Chef Brendan McGill was inspired to open his restaurant, Hitchcock, after digging clams and cooking them over an open fire with his future wife’s family. (John Lok/The Seattle Times)

“Digging clams from the beach and cooking them in the old steel pot over the fire was a seminal moment for me,” says McGill, an Alaska native. “It instilled the love for Bainbridge Island and inspired me to return and open my own restaurant.”

After the cookouts on Bainbridge, McGill went on to cook hundreds of pounds of clams a week at Il Bistro in Pike Place Market and then worked as a chef at The Harvest Vine. In 2010, he opened the award-winning Hitchcock on Bainbridge Island, named after family homesteaders on the island. He and Heidi moved to the island in 2012.

Today, steaming clams is a tradition he and Heidi continue with their two sons, often on the Fourth of July. To McGill’s knowledge, the family recipe had never been written down, so he created his own version of the generations-old method. The clams cook in minutes. Making a potful is actually quite easy, and it’s a great way to feed a crowd.

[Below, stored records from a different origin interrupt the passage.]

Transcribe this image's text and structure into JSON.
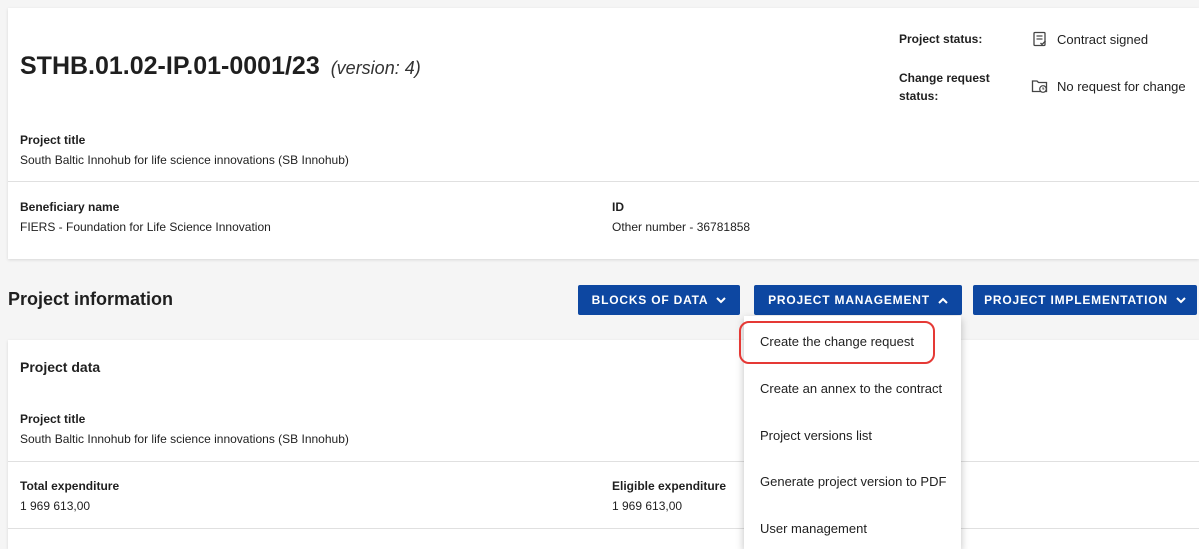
{
  "header": {
    "project_id": "STHB.01.02-IP.01-0001/23",
    "version": "(version: 4)",
    "project_status_label": "Project status:",
    "project_status_value": "Contract signed",
    "change_request_label_line1": "Change request",
    "change_request_label_line2": "status:",
    "change_request_value": "No request for change",
    "project_title_label": "Project title",
    "project_title_value": "South Baltic Innohub for life science innovations (SB Innohub)",
    "beneficiary_label": "Beneficiary name",
    "beneficiary_value": "FIERS - Foundation for Life Science Innovation",
    "id_label": "ID",
    "id_value": "Other number - 36781858"
  },
  "section": {
    "title": "Project information",
    "buttons": {
      "blocks_of_data": "BLOCKS OF DATA",
      "project_management": "PROJECT MANAGEMENT",
      "project_implementation": "PROJECT IMPLEMENTATION"
    }
  },
  "project_data": {
    "heading": "Project data",
    "project_title_label": "Project title",
    "project_title_value": "South Baltic Innohub for life science innovations (SB Innohub)",
    "total_expenditure_label": "Total expenditure",
    "total_expenditure_value": "1 969 613,00",
    "eligible_expenditure_label": "Eligible expenditure",
    "eligible_expenditure_value": "1 969 613,00"
  },
  "menu": {
    "items": [
      "Create the change request",
      "Create an annex to the contract",
      "Project versions list",
      "Generate project version to PDF",
      "User management"
    ]
  },
  "colors": {
    "button_bg": "#0d47a1",
    "highlight": "#e53935"
  },
  "icons": {
    "status": "document-check-icon",
    "change_request": "folder-clock-icon",
    "chevron_down": "chevron-down-icon",
    "chevron_up": "chevron-up-icon"
  }
}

“We eat them right out of the pot and all dive in,” he says. “I’m a big fan of using the shells to scoop the broth from the pot and suck the clams out of the shells. And you have to dunk the grilled bread in the buttery broth. It’s absolutely critical.”

Even if you don’t have access to a beach on the Fourth, and even if it rains, you can still make McGill’s recipe in your kitchen. The clams, steamed in wine, butter and leeks, are perfect paired with bread and traditional favorites like potato salad and corn on the cob. With some striped cloth napkins and American flag decorations, you just might feel like you’re at a clambake on the beach, after all.

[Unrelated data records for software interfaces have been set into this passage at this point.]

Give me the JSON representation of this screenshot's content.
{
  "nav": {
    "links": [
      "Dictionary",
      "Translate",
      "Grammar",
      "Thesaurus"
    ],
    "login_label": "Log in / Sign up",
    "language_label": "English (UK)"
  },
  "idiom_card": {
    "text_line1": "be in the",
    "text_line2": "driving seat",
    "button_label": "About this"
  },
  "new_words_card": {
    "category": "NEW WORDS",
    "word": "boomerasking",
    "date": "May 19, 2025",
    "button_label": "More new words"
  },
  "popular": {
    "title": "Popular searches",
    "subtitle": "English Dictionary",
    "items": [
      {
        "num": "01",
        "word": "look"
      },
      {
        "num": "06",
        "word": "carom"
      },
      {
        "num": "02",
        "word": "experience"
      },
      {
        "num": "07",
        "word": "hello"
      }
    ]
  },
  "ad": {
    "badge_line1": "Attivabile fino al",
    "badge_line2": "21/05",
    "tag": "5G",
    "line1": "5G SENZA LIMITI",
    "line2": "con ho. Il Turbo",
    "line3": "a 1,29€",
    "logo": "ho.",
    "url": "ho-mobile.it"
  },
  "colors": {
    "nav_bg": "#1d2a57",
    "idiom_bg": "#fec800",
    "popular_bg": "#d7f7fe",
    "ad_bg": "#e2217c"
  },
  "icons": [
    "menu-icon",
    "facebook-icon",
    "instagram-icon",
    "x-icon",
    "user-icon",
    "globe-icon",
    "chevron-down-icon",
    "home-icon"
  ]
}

Steamer Clams

Serves 8-10

 

6 pounds manila or butter clams, rinsed well

1 leek, white part only, julienned or thinly sliced

6 good-sized garlic cloves, sliced in half, any hard stem removed, then sliced very thin

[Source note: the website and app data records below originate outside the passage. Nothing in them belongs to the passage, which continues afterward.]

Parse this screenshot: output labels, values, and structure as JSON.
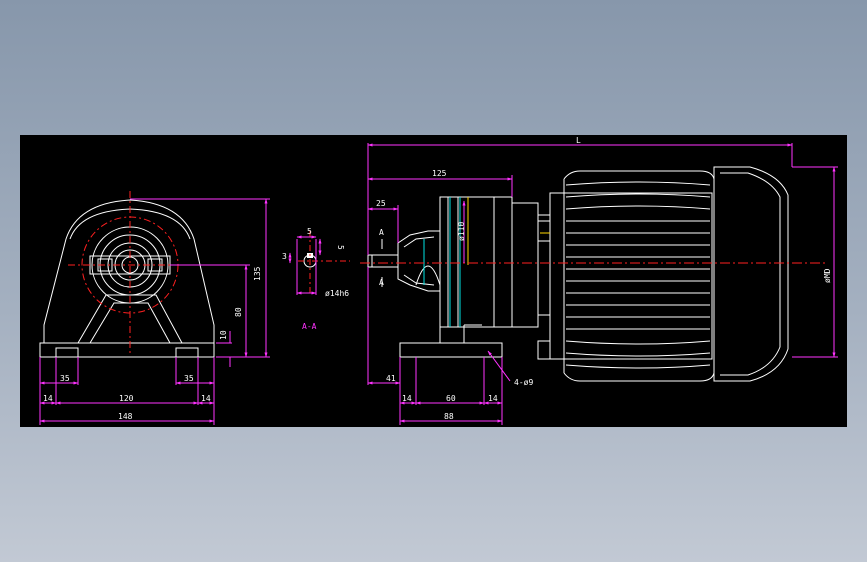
{
  "colors": {
    "background": "#000000",
    "outline": "#ffffff",
    "dimension": "#ff33ff",
    "centerline": "#ff2020",
    "hidden": "#00e5e5",
    "construction": "#ffd800"
  },
  "front_view": {
    "dim_135": "135",
    "dim_80": "80",
    "dim_10": "10",
    "dim_35_left": "35",
    "dim_35_right": "35",
    "dim_14_left": "14",
    "dim_120": "120",
    "dim_14_right": "14",
    "dim_148": "148"
  },
  "section_view": {
    "dim_5_top": "5",
    "dim_5_side": "5",
    "dim_3": "3",
    "dim_shaft": "ø14h6",
    "label": "A-A"
  },
  "side_view": {
    "dim_L": "L",
    "dim_125": "125",
    "dim_25": "25",
    "dim_110": "ø110",
    "section_mark_top": "A",
    "section_mark_bottom": "A",
    "dim_41": "41",
    "dim_14_left": "14",
    "dim_60": "60",
    "dim_14_right": "14",
    "dim_88": "88",
    "dim_holes": "4-ø9",
    "dim_motor_dia": "øMD"
  }
}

1 fresh bay leaf

1 lemon, quartered

1 750-ml bottle dry white wine (unoaked chardonnay preferably)

1 heaping tablespoon kosher Diamond salt

1 pound cultured butter, room temperature, cubed and separated

Sourdough baguette

A fistful of Italian flat-leaf parsley leaves

1. Arrange clams, leeks, garlic, bay leaf and lemon in a steamer pot. Add the wine, salt and ¾ of the butter.

2. With the lid on, place the pan over intense heat (stovetop or fire pit) until the wine is roiling hard and steam is escaping from the lid. Every couple of minutes, lift the lid and check on the clams. Stir gently with tongs to redistribute the clams. Cook just until they open.

3. While the shellfish are steaming, cut the baguettes lengthwise and spread on the remaining butter. Grill the bread on both sides over hot coals, or broil in your oven. Slice the bread into 2-inch chunks.

4. Remove the steamer lid and garnish with a chiffonade of parsley. Serve clams out of the pot or distribute into individual bowls. Dunk the grilled bread in the broth.

— Brendan McGill